Trump ain’t seen nothing yet, Iran to top agenda

JONATHAN MANTHORPE: International Affairs April 22, 2017 Donald Trump’s first rounds on the international putting green have not been a great success. His firing of 59 cruise missiles at a Syrian airfield after telling the Russians – and therefore the Syrians –

Battle Ends, Bloody Syrian War Grinds On

By Laila Bassam, Angus McDowall and Stephanie Nebehay  Rebel resistance in the Syrian city of Aleppo ended on Tuesday after years of fighting and months of bitter siege and bombardment that culminated in a bloody retreat, as insurgents agreed to withdraw in

Iranians close in on Aleppo, not Mecca

JONATHAN MANTHORPE: International Affairs September 10, 2016   There will be no Iranians this year among the two million Muslims who make the hajj pilgrimage to the holy sites at Mecca and Medina in Saudi Arabia that starts on Sunday, September 11.

Turkey’s Shock Waves Slam Middle East

JONATHAN MANTHORPE: International Affairs July 30, 2016 The fascist coup of Turkish President Recep Tayyip Erdogan – for that is what it is – has thrown a large boulder into the boiling, muddy waters of the Middle East.

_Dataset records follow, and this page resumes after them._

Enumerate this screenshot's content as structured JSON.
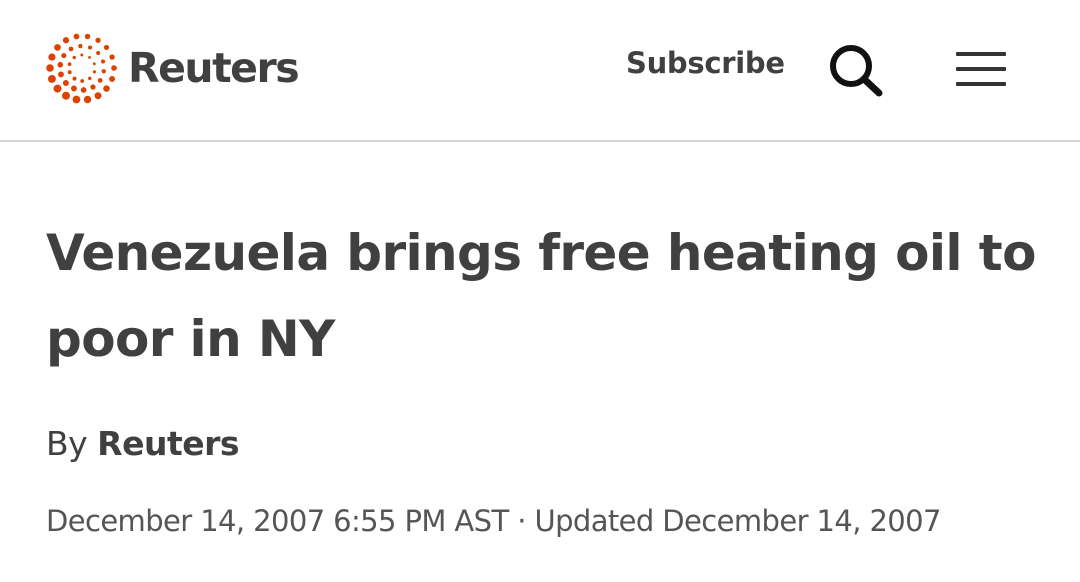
{
  "header": {
    "brand": "Reuters",
    "subscribe_label": "Subscribe",
    "search_icon": "search-icon",
    "menu_icon": "hamburger-menu-icon",
    "brand_color": "#dc4300"
  },
  "article": {
    "headline": "Venezuela brings free heating oil to poor in NY",
    "byline_prefix": "By",
    "author": "Reuters",
    "published": "December 14, 2007 6:55 PM AST",
    "separator": " · ",
    "updated": "Updated December 14, 2007"
  }
}
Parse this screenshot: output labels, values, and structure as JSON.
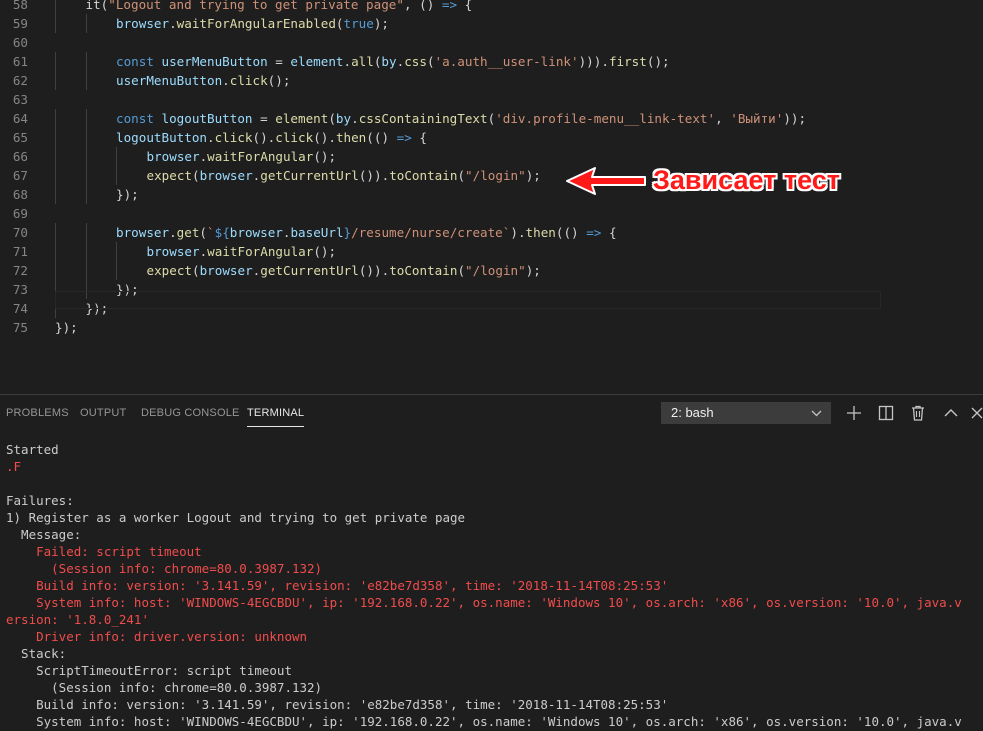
{
  "editor": {
    "lines": [
      {
        "n": "58",
        "tokens": [
          [
            "pu",
            "it("
          ],
          [
            "st",
            "\"Logout and trying to get private page\""
          ],
          [
            "pu",
            ", () "
          ],
          [
            "kw",
            "=>"
          ],
          [
            "pu",
            " {"
          ]
        ],
        "indent": 1
      },
      {
        "n": "59",
        "tokens": [
          [
            "vr",
            "browser"
          ],
          [
            "pu",
            "."
          ],
          [
            "fn",
            "waitForAngularEnabled"
          ],
          [
            "pu",
            "("
          ],
          [
            "kw",
            "true"
          ],
          [
            "pu",
            ");"
          ]
        ],
        "indent": 2
      },
      {
        "n": "60",
        "tokens": [],
        "indent": 0
      },
      {
        "n": "61",
        "tokens": [
          [
            "kw",
            "const "
          ],
          [
            "vr",
            "userMenuButton"
          ],
          [
            "pu",
            " = "
          ],
          [
            "vr",
            "element"
          ],
          [
            "pu",
            "."
          ],
          [
            "fn",
            "all"
          ],
          [
            "pu",
            "("
          ],
          [
            "vr",
            "by"
          ],
          [
            "pu",
            "."
          ],
          [
            "fn",
            "css"
          ],
          [
            "pu",
            "("
          ],
          [
            "st",
            "'a.auth__user-link'"
          ],
          [
            "pu",
            ")))."
          ],
          [
            "fn",
            "first"
          ],
          [
            "pu",
            "();"
          ]
        ],
        "indent": 2
      },
      {
        "n": "62",
        "tokens": [
          [
            "vr",
            "userMenuButton"
          ],
          [
            "pu",
            "."
          ],
          [
            "fn",
            "click"
          ],
          [
            "pu",
            "();"
          ]
        ],
        "indent": 2
      },
      {
        "n": "63",
        "tokens": [],
        "indent": 0
      },
      {
        "n": "64",
        "tokens": [
          [
            "kw",
            "const "
          ],
          [
            "vr",
            "logoutButton"
          ],
          [
            "pu",
            " = "
          ],
          [
            "fn",
            "element"
          ],
          [
            "pu",
            "("
          ],
          [
            "vr",
            "by"
          ],
          [
            "pu",
            "."
          ],
          [
            "fn",
            "cssContainingText"
          ],
          [
            "pu",
            "("
          ],
          [
            "st",
            "'div.profile-menu__link-text'"
          ],
          [
            "pu",
            ", "
          ],
          [
            "st",
            "'Выйти'"
          ],
          [
            "pu",
            "));"
          ]
        ],
        "indent": 2
      },
      {
        "n": "65",
        "tokens": [
          [
            "vr",
            "logoutButton"
          ],
          [
            "pu",
            "."
          ],
          [
            "fn",
            "click"
          ],
          [
            "pu",
            "()."
          ],
          [
            "fn",
            "click"
          ],
          [
            "pu",
            "()."
          ],
          [
            "fn",
            "then"
          ],
          [
            "pu",
            "(() "
          ],
          [
            "kw",
            "=>"
          ],
          [
            "pu",
            " {"
          ]
        ],
        "indent": 2
      },
      {
        "n": "66",
        "tokens": [
          [
            "vr",
            "browser"
          ],
          [
            "pu",
            "."
          ],
          [
            "fn",
            "waitForAngular"
          ],
          [
            "pu",
            "();"
          ]
        ],
        "indent": 3
      },
      {
        "n": "67",
        "tokens": [
          [
            "fn",
            "expect"
          ],
          [
            "pu",
            "("
          ],
          [
            "vr",
            "browser"
          ],
          [
            "pu",
            "."
          ],
          [
            "fn",
            "getCurrentUrl"
          ],
          [
            "pu",
            "())."
          ],
          [
            "fn",
            "toContain"
          ],
          [
            "pu",
            "("
          ],
          [
            "st",
            "\"/login\""
          ],
          [
            "pu",
            ");"
          ]
        ],
        "indent": 3
      },
      {
        "n": "68",
        "tokens": [
          [
            "pu",
            "});"
          ]
        ],
        "indent": 2
      },
      {
        "n": "69",
        "tokens": [],
        "indent": 0
      },
      {
        "n": "70",
        "tokens": [
          [
            "vr",
            "browser"
          ],
          [
            "pu",
            "."
          ],
          [
            "fn",
            "get"
          ],
          [
            "pu",
            "("
          ],
          [
            "st",
            "`"
          ],
          [
            "kw",
            "${"
          ],
          [
            "vr",
            "browser"
          ],
          [
            "pu",
            "."
          ],
          [
            "vr",
            "baseUrl"
          ],
          [
            "kw",
            "}"
          ],
          [
            "st",
            "/resume/nurse/create`"
          ],
          [
            "pu",
            ")."
          ],
          [
            "fn",
            "then"
          ],
          [
            "pu",
            "(() "
          ],
          [
            "kw",
            "=>"
          ],
          [
            "pu",
            " {"
          ]
        ],
        "indent": 2
      },
      {
        "n": "71",
        "tokens": [
          [
            "vr",
            "browser"
          ],
          [
            "pu",
            "."
          ],
          [
            "fn",
            "waitForAngular"
          ],
          [
            "pu",
            "();"
          ]
        ],
        "indent": 3
      },
      {
        "n": "72",
        "tokens": [
          [
            "fn",
            "expect"
          ],
          [
            "pu",
            "("
          ],
          [
            "vr",
            "browser"
          ],
          [
            "pu",
            "."
          ],
          [
            "fn",
            "getCurrentUrl"
          ],
          [
            "pu",
            "())."
          ],
          [
            "fn",
            "toContain"
          ],
          [
            "pu",
            "("
          ],
          [
            "st",
            "\"/login\""
          ],
          [
            "pu",
            ");"
          ]
        ],
        "indent": 3
      },
      {
        "n": "73",
        "tokens": [
          [
            "pu",
            "});"
          ]
        ],
        "indent": 2
      },
      {
        "n": "74",
        "tokens": [
          [
            "pu",
            "});"
          ]
        ],
        "indent": 1
      },
      {
        "n": "75",
        "tokens": [
          [
            "pu",
            "});"
          ]
        ],
        "indent": 0
      }
    ]
  },
  "annotation": {
    "text": "Зависает тест",
    "color": "#ff1a1a"
  },
  "panel": {
    "tabs": [
      "PROBLEMS",
      "OUTPUT",
      "DEBUG CONSOLE",
      "TERMINAL"
    ],
    "active_tab": "TERMINAL",
    "terminal_select": "2: bash",
    "icons": [
      "plus-icon",
      "split-icon",
      "trash-icon",
      "chevron-up-icon",
      "close-icon"
    ]
  },
  "terminal": {
    "lines": [
      {
        "text": "Started",
        "err": false
      },
      {
        "text": ".F",
        "err": true
      },
      {
        "text": "",
        "err": false
      },
      {
        "text": "Failures:",
        "err": false
      },
      {
        "text": "1) Register as a worker Logout and trying to get private page",
        "err": false
      },
      {
        "text": "  Message:",
        "err": false
      },
      {
        "text": "    Failed: script timeout",
        "err": true
      },
      {
        "text": "      (Session info: chrome=80.0.3987.132)",
        "err": true
      },
      {
        "text": "    Build info: version: '3.141.59', revision: 'e82be7d358', time: '2018-11-14T08:25:53'",
        "err": true
      },
      {
        "text": "    System info: host: 'WINDOWS-4EGCBDU', ip: '192.168.0.22', os.name: 'Windows 10', os.arch: 'x86', os.version: '10.0', java.v",
        "err": true
      },
      {
        "text": "ersion: '1.8.0_241'",
        "err": true
      },
      {
        "text": "    Driver info: driver.version: unknown",
        "err": true
      },
      {
        "text": "  Stack:",
        "err": false
      },
      {
        "text": "    ScriptTimeoutError: script timeout",
        "err": false
      },
      {
        "text": "      (Session info: chrome=80.0.3987.132)",
        "err": false
      },
      {
        "text": "    Build info: version: '3.141.59', revision: 'e82be7d358', time: '2018-11-14T08:25:53'",
        "err": false
      },
      {
        "text": "    System info: host: 'WINDOWS-4EGCBDU', ip: '192.168.0.22', os.name: 'Windows 10', os.arch: 'x86', os.version: '10.0', java.v",
        "err": false
      }
    ]
  }
}
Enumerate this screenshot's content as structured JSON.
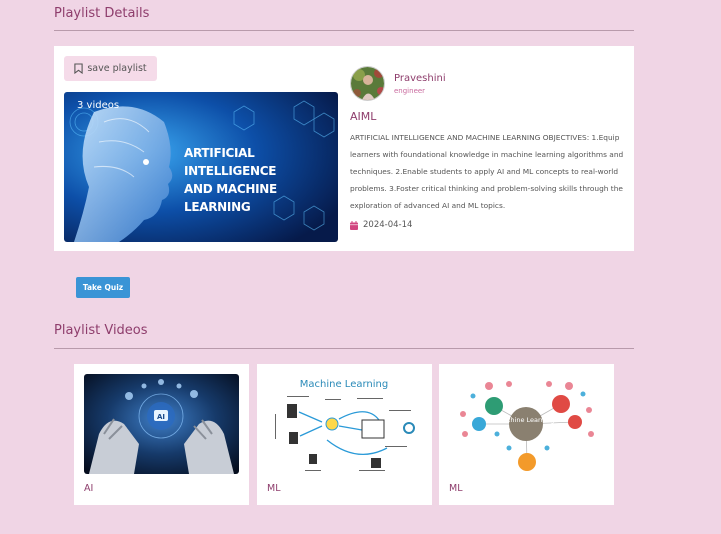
{
  "details": {
    "heading": "Playlist Details",
    "save_label": "save playlist",
    "video_count": "3 videos",
    "thumbnail_title_line1": "Artificial Intelligence",
    "thumbnail_title_line2": "and Machine Learning",
    "author_name": "Praveshini",
    "author_role": "engineer",
    "playlist_title": "AIML",
    "description": "ARTIFICIAL INTELLIGENCE AND MACHINE LEARNING OBJECTIVES: 1.Equip learners with foundational knowledge in machine learning algorithms and techniques. 2.Enable students to apply AI and ML concepts to real-world problems. 3.Foster critical thinking and problem-solving skills through the exploration of advanced AI and ML topics.",
    "date": "2024-04-14"
  },
  "quiz": {
    "label": "Take Quiz"
  },
  "videos": {
    "heading": "Playlist Videos",
    "items": [
      {
        "label": "AI"
      },
      {
        "label": "ML",
        "thumb_title": "Machine Learning"
      },
      {
        "label": "ML",
        "thumb_center": "Machine Learning"
      }
    ]
  },
  "colors": {
    "accent": "#8e3d6c",
    "background": "#f0d5e5",
    "button_blue": "#3a94d6"
  }
}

Turkey’s fellow Sunni Muslim

Nothing is simple about Canada’s support for Kurdish fighters

JONATHAN MANTHORPE: International Affairs February 18, 2016 There is a generation of British soldiers, civil servants and planters, now mostly dead, who swear bloodcurdling oaths at the mention of the name of Canada. They were posted to the then-British colony of Malaya

Kurdistan could be a silver lining in Middle East quagmire

The siege of Kobani has pushed to the surface some of the internal and external pressures working against the creation of a complete Kurdistan homeland, writes International Affairs columnist Jonathan Manthorpe. But if any good can come of the latest ill-conceived bombing of

On Middle East context and media

  Put events in the Middle East in context, Thoughtlines columnist Jim McNiven urges in a new column. “Iraq, Syria and Lebanon are working their way through a kind of 100-years of religious war, partially similar to that between Protestants and Catholics that

The Man Who Would be Caliph

What sets Abu Bakr al-Baghdadi apart from all other would-be Caliphs, including Osama bin Laden and his successor as al-Qaida leader Ayman al-Zawahri, is that he is supremely qualified, writes International Affairs analyst Jonathan Manthorpe, of the current battle in Syria and Iraq. An

From Shattered Iraq, Ancient “Land of Kurds” Will Rise

The fracturing of Iraq will mean the birth of Kurdistan, and another revision of borders around  the ancient land of the Kurds, writes International Affairs analyst Jonathan Manthorpe. An excerpt of his new column: The question is not whether there will be an independent

Qatar’s Pernicious Adventures

A successful campaign to host the World Cup in 2022 was meant to be the crowning sports achievement for Qatar, writes International Affairs analyst Jonathan Manthorpe — but it is not turning out that way. An excerpt of Manthorpe’s new column: From being the